Start of Material for this exercise

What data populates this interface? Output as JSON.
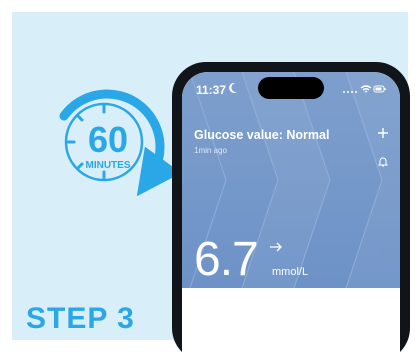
{
  "timer": {
    "number": "60",
    "label": "MINUTES"
  },
  "step_label": "STEP 3",
  "status_bar": {
    "time": "11:37"
  },
  "reading": {
    "title": "Glucose value: Normal",
    "subtitle": "1min ago",
    "value": "6.7",
    "unit": "mmol/L"
  },
  "icons": [
    "moon-icon",
    "signal-icon",
    "wifi-icon",
    "battery-icon",
    "plus-icon",
    "bell-icon",
    "arrow-right-icon",
    "timer-arrow-icon"
  ],
  "colors": {
    "accent": "#2aa7e6",
    "panel": "#d8eef9",
    "card": "#7393c8"
  }
}
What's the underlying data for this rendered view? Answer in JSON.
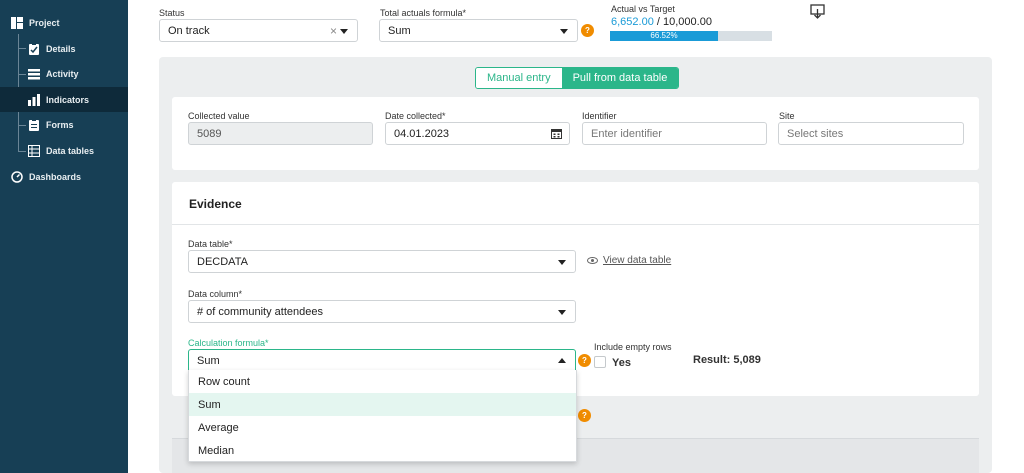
{
  "sidebar": {
    "items": [
      {
        "label": "Project",
        "icon": "project-icon"
      },
      {
        "label": "Details",
        "icon": "clipboard-icon"
      },
      {
        "label": "Activity",
        "icon": "list-icon"
      },
      {
        "label": "Indicators",
        "icon": "bar-chart-icon"
      },
      {
        "label": "Forms",
        "icon": "form-icon"
      },
      {
        "label": "Data tables",
        "icon": "table-icon"
      },
      {
        "label": "Dashboards",
        "icon": "gauge-icon"
      }
    ],
    "active": "Indicators",
    "colors": {
      "bg": "#173f55",
      "active_bg": "#0e2a3a"
    }
  },
  "header": {
    "status_label": "Status",
    "status_value": "On track",
    "formula_label": "Total actuals formula*",
    "formula_value": "Sum",
    "progress": {
      "label": "Actual vs Target",
      "actual": "6,652.00",
      "separator": " / ",
      "target": "10,000.00",
      "percent_text": "66.52%",
      "fraction": 0.6652,
      "color": "#1a9bd7"
    }
  },
  "toggle": {
    "manual": "Manual entry",
    "pull": "Pull from data table",
    "selected": "Pull from data table",
    "accent": "#2bb68a"
  },
  "entry": {
    "collected_value_label": "Collected value",
    "collected_value": "5089",
    "date_label": "Date collected*",
    "date_value": "04.01.2023",
    "identifier_label": "Identifier",
    "identifier_placeholder": "Enter identifier",
    "site_label": "Site",
    "site_placeholder": "Select sites"
  },
  "evidence": {
    "title": "Evidence",
    "data_table_label": "Data table*",
    "data_table_value": "DECDATA",
    "view_link": "View data table",
    "data_column_label": "Data column*",
    "data_column_value": "# of community attendees",
    "calc_label": "Calculation formula*",
    "calc_value": "Sum",
    "include_empty_label": "Include empty rows",
    "include_empty_option": "Yes",
    "result": "Result: 5,089",
    "calc_options": [
      "Row count",
      "Sum",
      "Average",
      "Median"
    ],
    "highlighted_option": "Sum"
  },
  "help_icon_text": "?"
}
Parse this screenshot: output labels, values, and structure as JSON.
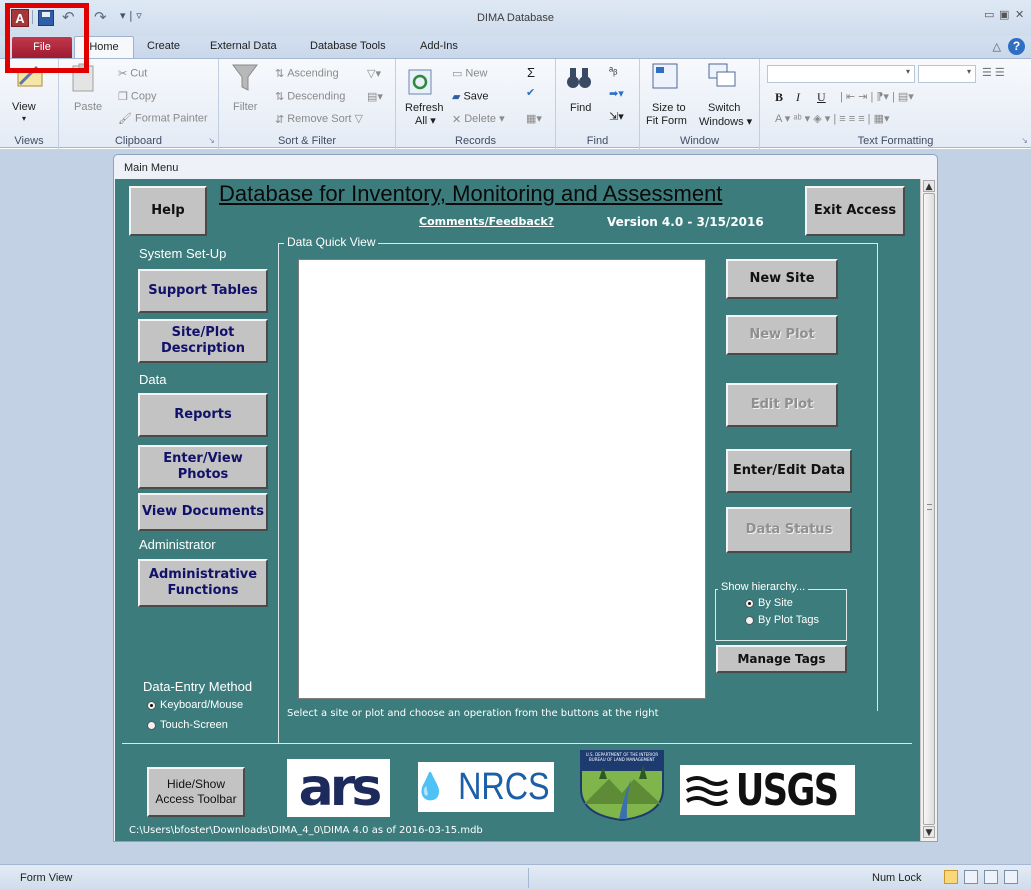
{
  "window": {
    "title": "DIMA Database",
    "app_icon_letter": "A",
    "controls": [
      "▭",
      "▣",
      "✕"
    ]
  },
  "qat": {
    "undo": "↶",
    "redo": "↷",
    "customize": "▾ | ▿"
  },
  "tabs": [
    {
      "label": "File",
      "active": false
    },
    {
      "label": "Home",
      "active": true
    },
    {
      "label": "Create"
    },
    {
      "label": "External Data"
    },
    {
      "label": "Database Tools"
    },
    {
      "label": "Add-Ins"
    }
  ],
  "ribbon": {
    "views": {
      "label": "Views",
      "view": "View"
    },
    "clipboard": {
      "label": "Clipboard",
      "paste": "Paste",
      "cut": "Cut",
      "copy": "Copy",
      "format_painter": "Format Painter"
    },
    "sort_filter": {
      "label": "Sort & Filter",
      "filter": "Filter",
      "ascending": "Ascending",
      "descending": "Descending",
      "remove_sort": "Remove Sort"
    },
    "records": {
      "label": "Records",
      "refresh": "Refresh",
      "refresh_all": "All ▾",
      "new": "New",
      "save": "Save",
      "delete": "Delete ▾",
      "totals": "Σ"
    },
    "find": {
      "label": "Find",
      "find": "Find"
    },
    "window": {
      "label": "Window",
      "size_to_fit_1": "Size to",
      "size_to_fit_2": "Fit Form",
      "switch_1": "Switch",
      "switch_2": "Windows ▾"
    },
    "text_formatting": {
      "label": "Text Formatting",
      "bold": "B",
      "italic": "I",
      "underline": "U"
    }
  },
  "form": {
    "caption": "Main Menu",
    "title": "Database for Inventory, Monitoring and Assessment",
    "feedback_link": "Comments/Feedback?",
    "version": "Version 4.0 - 3/15/2016",
    "help_button": "Help",
    "exit_button": "Exit Access",
    "section_system_setup": "System Set-Up",
    "support_tables": "Support Tables",
    "site_plot_1": "Site/Plot",
    "site_plot_2": "Description",
    "section_data": "Data",
    "reports": "Reports",
    "photos_1": "Enter/View",
    "photos_2": "Photos",
    "view_documents": "View Documents",
    "section_admin": "Administrator",
    "admin_1": "Administrative",
    "admin_2": "Functions",
    "entry_method_label": "Data-Entry Method",
    "entry_keyboard": "Keyboard/Mouse",
    "entry_touch": "Touch-Screen",
    "quick_view_label": "Data Quick View",
    "instruction": "Select a site or plot and choose an operation from the buttons at the right",
    "new_site": "New Site",
    "new_plot": "New Plot",
    "edit_plot": "Edit Plot",
    "enter_edit_data": "Enter/Edit Data",
    "data_status": "Data Status",
    "hierarchy_label": "Show hierarchy...",
    "by_site": "By Site",
    "by_plot_tags": "By Plot Tags",
    "manage_tags": "Manage Tags",
    "hide_show_1": "Hide/Show",
    "hide_show_2": "Access Toolbar",
    "logo_ars": "ars",
    "logo_nrcs": "NRCS",
    "logo_blm_text": "U.S. DEPARTMENT OF THE INTERIOR BUREAU OF LAND MANAGEMENT",
    "logo_usgs": "USGS",
    "file_path": "C:\\Users\\bfoster\\Downloads\\DIMA_4_0\\DIMA 4.0 as of 2016-03-15.mdb"
  },
  "status": {
    "left": "Form View",
    "num_lock": "Num Lock"
  },
  "colors": {
    "form_bg": "#3c7c7c",
    "file_tab": "#a8203a",
    "highlight": "#e00000"
  }
}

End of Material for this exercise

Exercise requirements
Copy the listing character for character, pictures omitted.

Completed task
What data populates this interface? Output as JSON.
{
  "timer": {
    "number": "60",
    "label": "MINUTES"
  },
  "step_label": "STEP 3",
  "status_bar": {
    "time": "11:37"
  },
  "reading": {
    "title": "Glucose value: Normal",
    "subtitle": "1min ago",
    "value": "6.7",
    "unit": "mmol/L"
  },
  "icons": [
    "moon-icon",
    "signal-icon",
    "wifi-icon",
    "battery-icon",
    "plus-icon",
    "bell-icon",
    "arrow-right-icon",
    "timer-arrow-icon"
  ],
  "colors": {
    "accent": "#2aa7e6",
    "panel": "#d8eef9",
    "card": "#7393c8"
  }
}
What's the underlying data for this rendered view? Answer in JSON.
{
  "sidebar": {
    "items": [
      {
        "label": "Project",
        "icon": "project-icon"
      },
      {
        "label": "Details",
        "icon": "clipboard-icon"
      },
      {
        "label": "Activity",
        "icon": "list-icon"
      },
      {
        "label": "Indicators",
        "icon": "bar-chart-icon"
      },
      {
        "label": "Forms",
        "icon": "form-icon"
      },
      {
        "label": "Data tables",
        "icon": "table-icon"
      },
      {
        "label": "Dashboards",
        "icon": "gauge-icon"
      }
    ],
    "active": "Indicators",
    "colors": {
      "bg": "#173f55",
      "active_bg": "#0e2a3a"
    }
  },
  "header": {
    "status_label": "Status",
    "status_value": "On track",
    "formula_label": "Total actuals formula*",
    "formula_value": "Sum",
    "progress": {
      "label": "Actual vs Target",
      "actual": "6,652.00",
      "separator": " / ",
      "target": "10,000.00",
      "percent_text": "66.52%",
      "fraction": 0.6652,
      "color": "#1a9bd7"
    }
  },
  "toggle": {
    "manual": "Manual entry",
    "pull": "Pull from data table",
    "selected": "Pull from data table",
    "accent": "#2bb68a"
  },
  "entry": {
    "collected_value_label": "Collected value",
    "collected_value": "5089",
    "date_label": "Date collected*",
    "date_value": "04.01.2023",
    "identifier_label": "Identifier",
    "identifier_placeholder": "Enter identifier",
    "site_label": "Site",
    "site_placeholder": "Select sites"
  },
  "evidence": {
    "title": "Evidence",
    "data_table_label": "Data table*",
    "data_table_value": "DECDATA",
    "view_link": "View data table",
    "data_column_label": "Data column*",
    "data_column_value": "# of community attendees",
    "calc_label": "Calculation formula*",
    "calc_value": "Sum",
    "include_empty_label": "Include empty rows",
    "include_empty_option": "Yes",
    "result": "Result: 5,089",
    "calc_options": [
      "Row count",
      "Sum",
      "Average",
      "Median"
    ],
    "highlighted_option": "Sum"
  },
  "help_icon_text": "?"
}
Parse this screenshot: output labels, values, and structure as JSON.
{
  "window": {
    "title": "DIMA Database",
    "app_icon_letter": "A",
    "controls": [
      "▭",
      "▣",
      "✕"
    ]
  },
  "qat": {
    "undo": "↶",
    "redo": "↷",
    "customize": "▾ | ▿"
  },
  "tabs": [
    {
      "label": "File",
      "active": false
    },
    {
      "label": "Home",
      "active": true
    },
    {
      "label": "Create"
    },
    {
      "label": "External Data"
    },
    {
      "label": "Database Tools"
    },
    {
      "label": "Add-Ins"
    }
  ],
  "ribbon": {
    "views": {
      "label": "Views",
      "view": "View"
    },
    "clipboard": {
      "label": "Clipboard",
      "paste": "Paste",
      "cut": "Cut",
      "copy": "Copy",
      "format_painter": "Format Painter"
    },
    "sort_filter": {
      "label": "Sort & Filter",
      "filter": "Filter",
      "ascending": "Ascending",
      "descending": "Descending",
      "remove_sort": "Remove Sort"
    },
    "records": {
      "label": "Records",
      "refresh": "Refresh",
      "refresh_all": "All ▾",
      "new": "New",
      "save": "Save",
      "delete": "Delete ▾",
      "totals": "Σ"
    },
    "find": {
      "label": "Find",
      "find": "Find"
    },
    "window": {
      "label": "Window",
      "size_to_fit_1": "Size to",
      "size_to_fit_2": "Fit Form",
      "switch_1": "Switch",
      "switch_2": "Windows ▾"
    },
    "text_formatting": {
      "label": "Text Formatting",
      "bold": "B",
      "italic": "I",
      "underline": "U"
    }
  },
  "form": {
    "caption": "Main Menu",
    "title": "Database for Inventory, Monitoring and Assessment",
    "feedback_link": "Comments/Feedback?",
    "version": "Version 4.0 - 3/15/2016",
    "help_button": "Help",
    "exit_button": "Exit Access",
    "section_system_setup": "System Set-Up",
    "support_tables": "Support Tables",
    "site_plot_1": "Site/Plot",
    "site_plot_2": "Description",
    "section_data": "Data",
    "reports": "Reports",
    "photos_1": "Enter/View",
    "photos_2": "Photos",
    "view_documents": "View Documents",
    "section_admin": "Administrator",
    "admin_1": "Administrative",
    "admin_2": "Functions",
    "entry_method_label": "Data-Entry Method",
    "entry_keyboard": "Keyboard/Mouse",
    "entry_touch": "Touch-Screen",
    "quick_view_label": "Data Quick View",
    "instruction": "Select a site or plot and choose an operation from the buttons at the right",
    "new_site": "New Site",
    "new_plot": "New Plot",
    "edit_plot": "Edit Plot",
    "enter_edit_data": "Enter/Edit Data",
    "data_status": "Data Status",
    "hierarchy_label": "Show hierarchy...",
    "by_site": "By Site",
    "by_plot_tags": "By Plot Tags",
    "manage_tags": "Manage Tags",
    "hide_show_1": "Hide/Show",
    "hide_show_2": "Access Toolbar",
    "logo_ars": "ars",
    "logo_nrcs": "NRCS",
    "logo_blm_text": "U.S. DEPARTMENT OF THE INTERIOR BUREAU OF LAND MANAGEMENT",
    "logo_usgs": "USGS",
    "file_path": "C:\\Users\\bfoster\\Downloads\\DIMA_4_0\\DIMA 4.0 as of 2016-03-15.mdb"
  },
  "status": {
    "left": "Form View",
    "num_lock": "Num Lock"
  },
  "colors": {
    "form_bg": "#3c7c7c",
    "file_tab": "#a8203a",
    "highlight": "#e00000"
  }
}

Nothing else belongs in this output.